There are many milestones that you will have with your family, especially during the preschool years. To name a few, you will see them be born, eat solid foods, get their first-hair cut, and their first food that makes them have a weird face that grandparents love to record. But none in my opinion is more exciting than potty training! Saying goodbye to diapers, you think wouldn’t be that exciting, but you would be wrong. The idea that you don’t have to buy diapers anymore, that you can use that money for something else than being defecated in, is such a great feeling.
Being diaper-free is a great moment for every parent. No parent looks back and say’s “I wish ______ could be back diapers again.” Although it is a great feeling it, unfortunately, isn’t easy when you are going through potty training. Potty training can be the most tiring, most aggravating, most hair-pulling experience a parent will have in their child’s life. For some it’s no big deal, their child learns quickly and has no problems. But for others, it is a test of will, of endurance, and of patience.
If you want a surefire way to potty training with no fuss or mess, then you are misguided. There are plenty of blogs, books, websites, and advice columns telling us the best way to potty train, but I believe there is not one method or belief that fits all children. Why? It’s because every child is different, from their temperaments to their cognitive skills. Some parents are convinced to have their child ready before two while others wait until right before they start attending preschool.

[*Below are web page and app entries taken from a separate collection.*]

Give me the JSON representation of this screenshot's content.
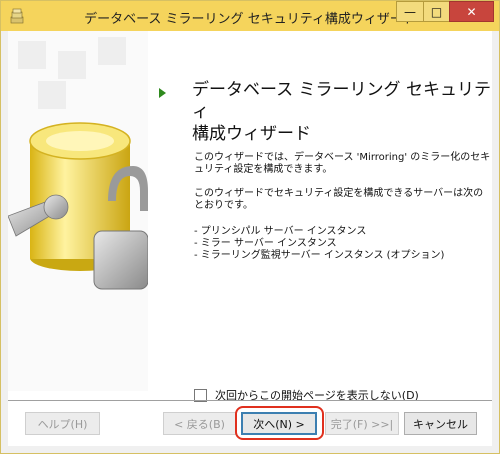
{
  "window": {
    "title": "データベース ミラーリング セキュリティ構成ウィザード",
    "controls": {
      "minimize": "—",
      "maximize": "□",
      "close": "✕"
    }
  },
  "main": {
    "heading_line1": "データベース ミラーリング セキュリティ",
    "heading_line2": "構成ウィザード",
    "intro_line1": "このウィザードでは、データベース 'Mirroring' のミラー化のセキ",
    "intro_line2": "ュリティ設定を構成できます。",
    "servers_line1": "このウィザードでセキュリティ設定を構成できるサーバーは次の",
    "servers_line2": "とおりです。",
    "server_items": [
      "- プリンシパル サーバー インスタンス",
      "- ミラー サーバー インスタンス",
      "- ミラーリング監視サーバー インスタンス (オプション)"
    ],
    "skip_checkbox_label": "次回からこの開始ページを表示しない(D)"
  },
  "buttons": {
    "help": "ヘルプ(H)",
    "back": "< 戻る(B)",
    "next": "次へ(N) >",
    "finish": "完了(F) >>|",
    "cancel": "キャンセル"
  },
  "colors": {
    "titlebar": "#f5d45c",
    "close_button": "#c8453d",
    "arrow": "#2f8a1e",
    "highlight": "#e0301e"
  },
  "icons": {
    "app": "database-icon",
    "arrow": "green-triangle-icon",
    "illustration": "database-wrench-padlock-illustration"
  }
}
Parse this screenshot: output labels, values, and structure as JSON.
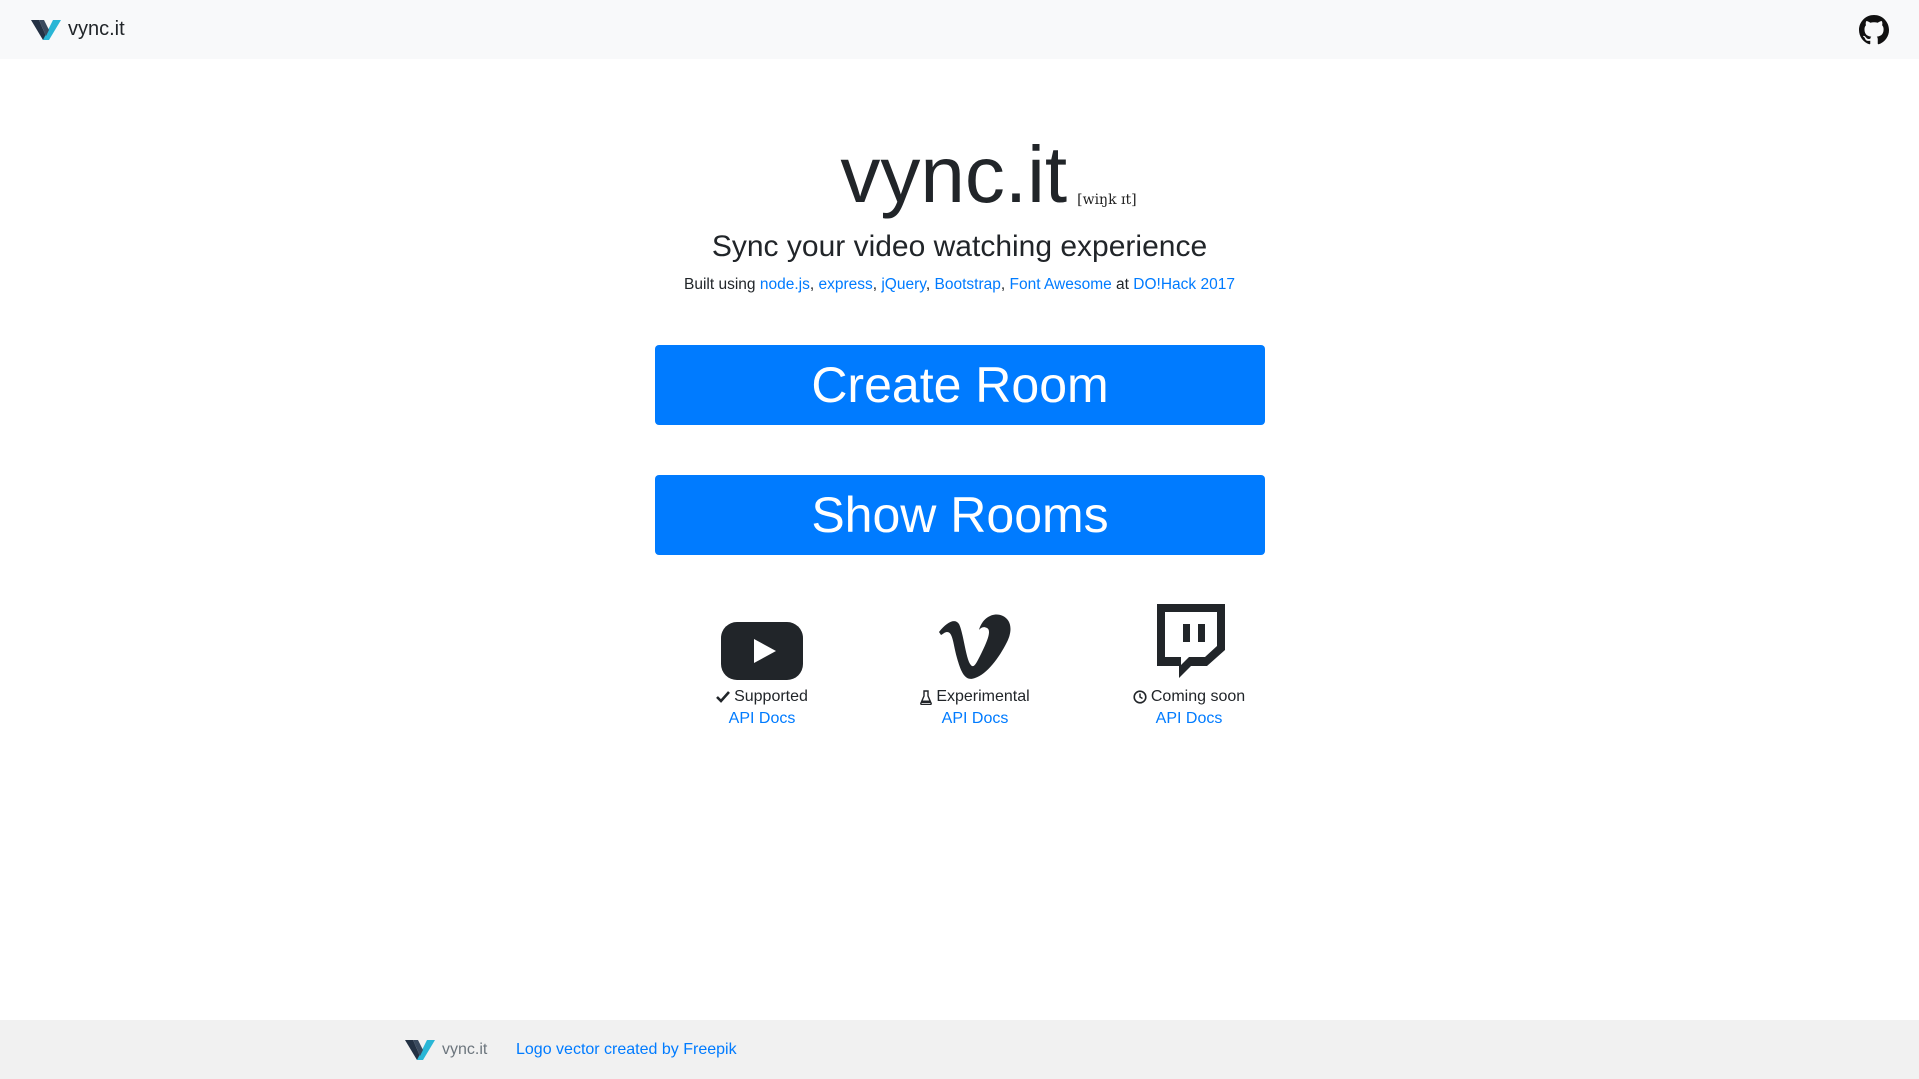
{
  "navbar": {
    "brand": "vync.it",
    "github_icon": "github-icon"
  },
  "hero": {
    "title": "vync.it",
    "pronunciation": "[wiŋk ɪt]",
    "subtitle": "Sync your video watching experience",
    "built_prefix": "Built using",
    "tech": [
      "node.js",
      "express",
      "jQuery",
      "Bootstrap",
      "Font Awesome"
    ],
    "built_at": "at",
    "event": "DO!Hack 2017"
  },
  "buttons": {
    "create": "Create Room",
    "show": "Show Rooms"
  },
  "providers": [
    {
      "icon": "youtube-icon",
      "status_icon": "check-icon",
      "status": "Supported",
      "link": "API Docs"
    },
    {
      "icon": "vimeo-icon",
      "status_icon": "flask-icon",
      "status": "Experimental",
      "link": "API Docs"
    },
    {
      "icon": "twitch-icon",
      "status_icon": "clock-icon",
      "status": "Coming soon",
      "link": "API Docs"
    }
  ],
  "footer": {
    "brand": "vync.it",
    "credit": "Logo vector created by Freepik"
  },
  "colors": {
    "primary": "#007bff",
    "navbar_bg": "#f8f9fa",
    "footer_bg": "#f1f1f1",
    "logo_dark": "#233143",
    "logo_teal": "#29b6d6"
  }
}
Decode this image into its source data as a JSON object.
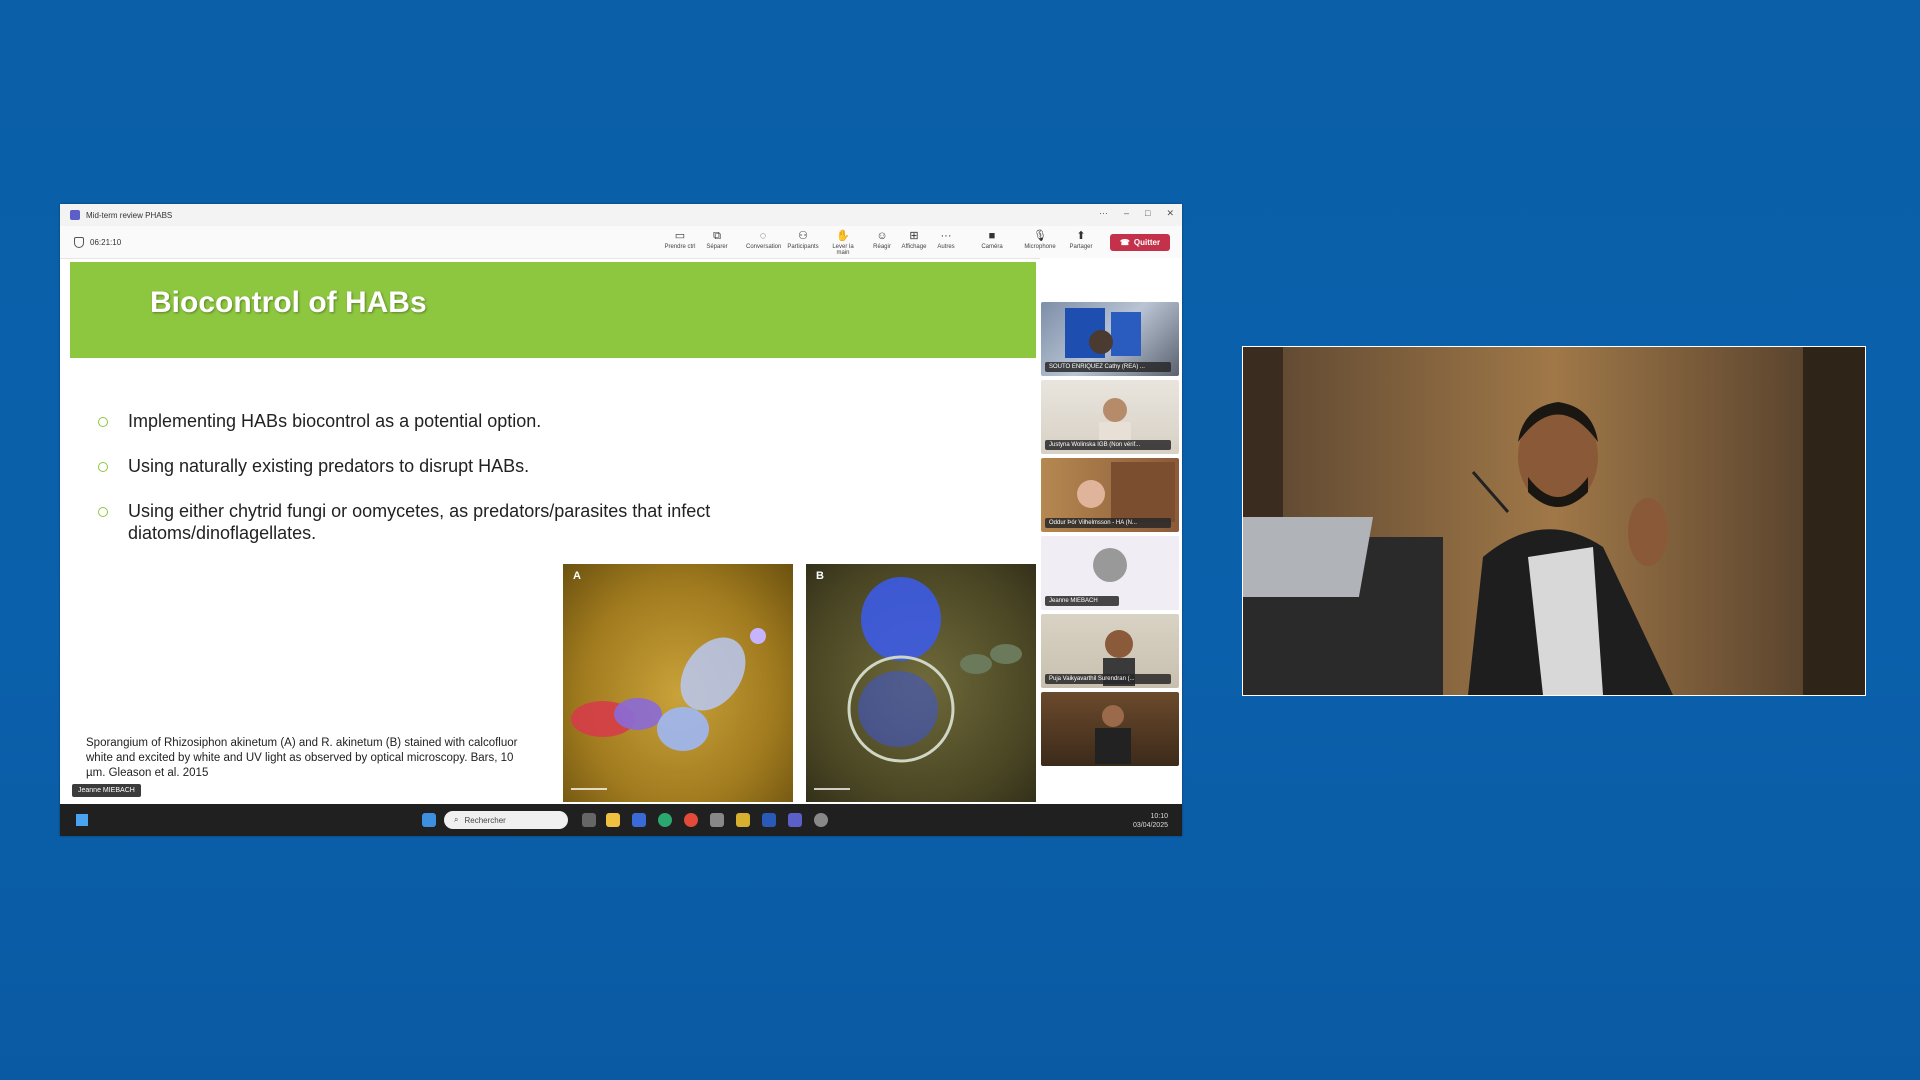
{
  "window": {
    "title": "Mid-term review PHABS",
    "timer": "06:21:10",
    "controls": [
      "···",
      "–",
      "□",
      "✕"
    ]
  },
  "toolbar": {
    "buttons": [
      {
        "label": "Prendre ctrl",
        "icon": "screen-control-icon"
      },
      {
        "label": "Séparer",
        "icon": "pop-out-icon"
      },
      {
        "label": "Conversation",
        "icon": "chat-icon"
      },
      {
        "label": "Participants",
        "icon": "people-icon"
      },
      {
        "label": "Lever la main",
        "icon": "raise-hand-icon"
      },
      {
        "label": "Réagir",
        "icon": "react-icon"
      },
      {
        "label": "Affichage",
        "icon": "view-icon"
      },
      {
        "label": "Autres",
        "icon": "more-icon"
      },
      {
        "label": "Caméra",
        "icon": "camera-icon"
      },
      {
        "label": "Microphone",
        "icon": "microphone-icon"
      },
      {
        "label": "Partager",
        "icon": "share-icon"
      }
    ],
    "quit_label": "Quitter"
  },
  "slide": {
    "title": "Biocontrol of HABs",
    "bullets": [
      "Implementing HABs biocontrol as a potential option.",
      "Using naturally existing predators to disrupt HABs.",
      "Using either chytrid fungi or oomycetes, as predators/parasites that infect diatoms/dinoflagellates."
    ],
    "photo_labels": [
      "A",
      "B"
    ],
    "caption": "Sporangium of Rhizosiphon akinetum (A) and R. akinetum (B) stained with calcofluor white and excited by white and UV light as observed by optical microscopy. Bars, 10 µm. Gleason et al. 2015"
  },
  "presenter_tag": "Jeanne MIEBACH",
  "participants": [
    {
      "name": "SOUTO ENRIQUEZ Cathy (REA) ..."
    },
    {
      "name": "Justyna Wolinska IGB (Non vérif..."
    },
    {
      "name": "Oddur Þór Vilhelmsson - HA (N..."
    },
    {
      "name": "Jeanne MIEBACH"
    },
    {
      "name": "Puja Vaikyavarthil Surendran (..."
    },
    {
      "name": ""
    }
  ],
  "taskbar": {
    "search_placeholder": "Rechercher",
    "time": "10:10",
    "date": "03/04/2025"
  },
  "colors": {
    "desktop_bg": "#0a5fa8",
    "slide_header": "#8dc63f",
    "quit_button": "#c4314b"
  }
}
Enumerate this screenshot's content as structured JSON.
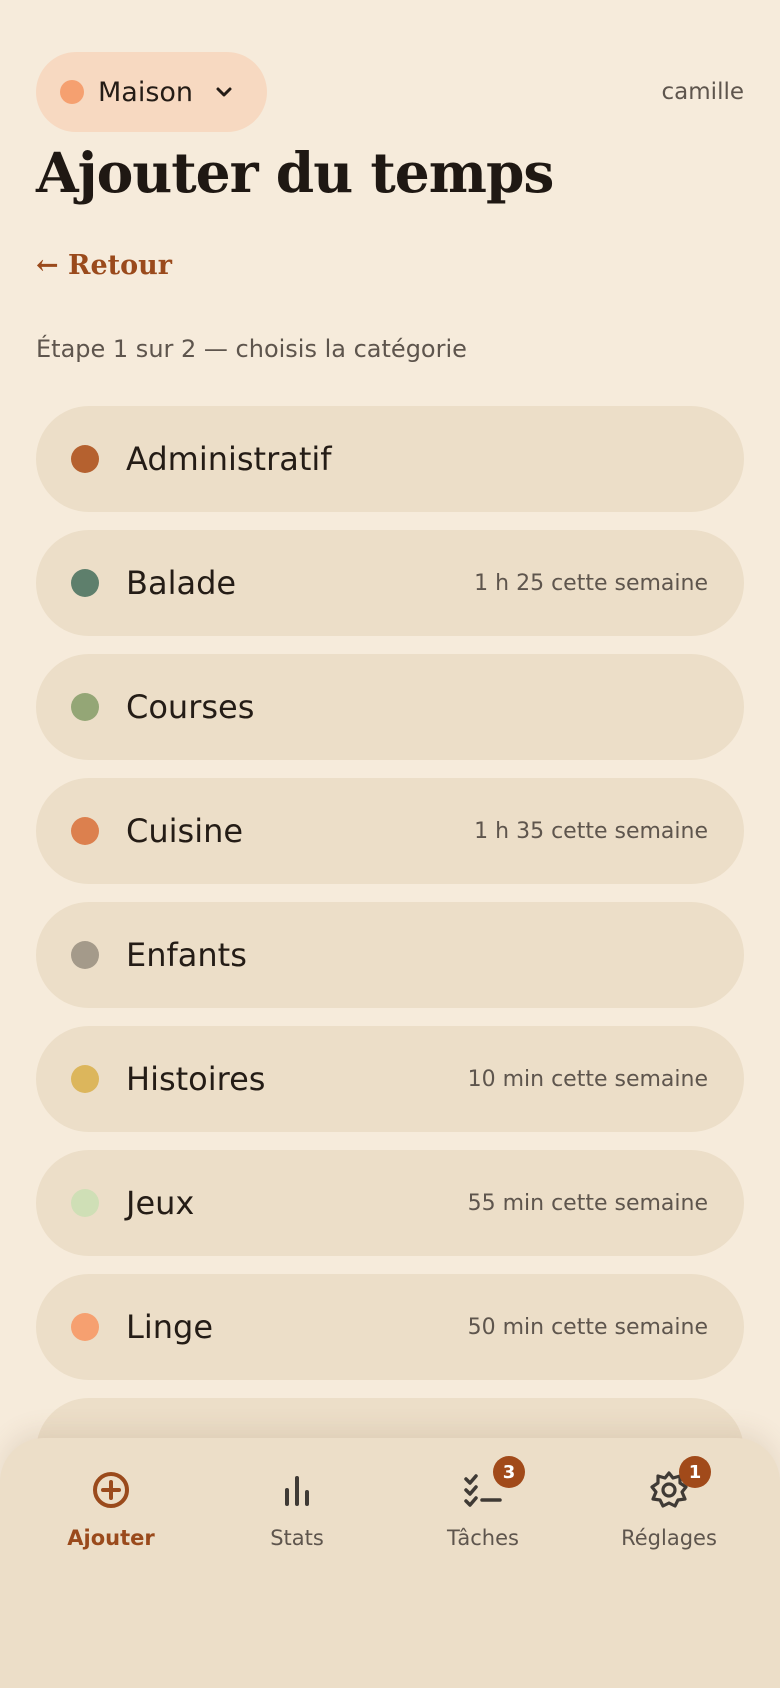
{
  "header": {
    "household_name": "Maison",
    "household_color": "#f5a070",
    "user": "camille",
    "title": "Ajouter du temps",
    "back_label": "← Retour",
    "step_text": "Étape 1 sur 2 — choisis la catégorie"
  },
  "categories": [
    {
      "name": "Administratif",
      "color": "#b5612f",
      "stat": ""
    },
    {
      "name": "Balade",
      "color": "#5e7f6c",
      "stat": "1 h 25 cette semaine"
    },
    {
      "name": "Courses",
      "color": "#94a676",
      "stat": ""
    },
    {
      "name": "Cuisine",
      "color": "#dc804e",
      "stat": "1 h 35 cette semaine"
    },
    {
      "name": "Enfants",
      "color": "#a49a8a",
      "stat": ""
    },
    {
      "name": "Histoires",
      "color": "#dcb65c",
      "stat": "10 min cette semaine"
    },
    {
      "name": "Jeux",
      "color": "#cfdfb6",
      "stat": "55 min cette semaine"
    },
    {
      "name": "Linge",
      "color": "#f6a070",
      "stat": "50 min cette semaine"
    }
  ],
  "nav": {
    "items": [
      {
        "label": "Ajouter",
        "icon": "add-circle-icon",
        "active": true
      },
      {
        "label": "Stats",
        "icon": "bar-chart-icon",
        "active": false
      },
      {
        "label": "Tâches",
        "icon": "checklist-icon",
        "active": false,
        "badge": "3"
      },
      {
        "label": "Réglages",
        "icon": "settings-gear-icon",
        "active": false,
        "badge": "1"
      }
    ]
  },
  "colors": {
    "accent": "#9a4a1c",
    "background": "#f6ebdb",
    "card": "#ecdec8"
  }
}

One child might be able to be trained in the one-day method while the other won’t until they are ready. There is not one method that works for every child.
Though the methods are different and plentiful, there are some good indicators of when to start. Here are some basics that I think help, especially if this is your first child.
- Can they understand basic directions?
- Are they able to hold their bladder for a few hours?
- Do they complain or not like being in a dirty diaper?
Typically if they are showing those indicators, you are ready to go into potty training. Like I said, some parents will start sooner, that is up to your family and sanity of when to start, but I think if they are doing at the least one of these three indicators, go for it. Mayo Clinic has some other indicators to ask before starting, which you can check out here.
If your child is ready, the next important step is to get a routine. Routines vary from family to family, so be flexible to your own family, but you need to be consistent. If you want your child to be consistent, you need to be consistent in training. Routines will never happen if you are unable to create consistency. When they wake up, put them on the toilet. Before bath time, put them on the toilet. Before you leave the house, put them on the toilet. Create a routine and be consistent that is flexible to your family.
The final step and one that any method will tell you because it is the most important is to praise them for achieving but show grace when they accidents. Your child will eventually figure it out, but they most likely will have accidents afterwards. Praise them for their accomplishments, but also handle their shortcomings with grace. If you start that mentality right now, while they are young then you are building a Christ-like attitude in your family that will have a long-standing impact. Because eventually, your child will grow up, and they will have accomplishments that deserve praises, but they will also have setbacks and failures that need to filled with grace.
Whatever method you use for potty training is up to you, if you want a list of different methods you can check out Potty Training Techniques from parentingscience.com.But whatever method you choose, remember to be consistent, and to praise for accomplishments and show grace when they have accidents.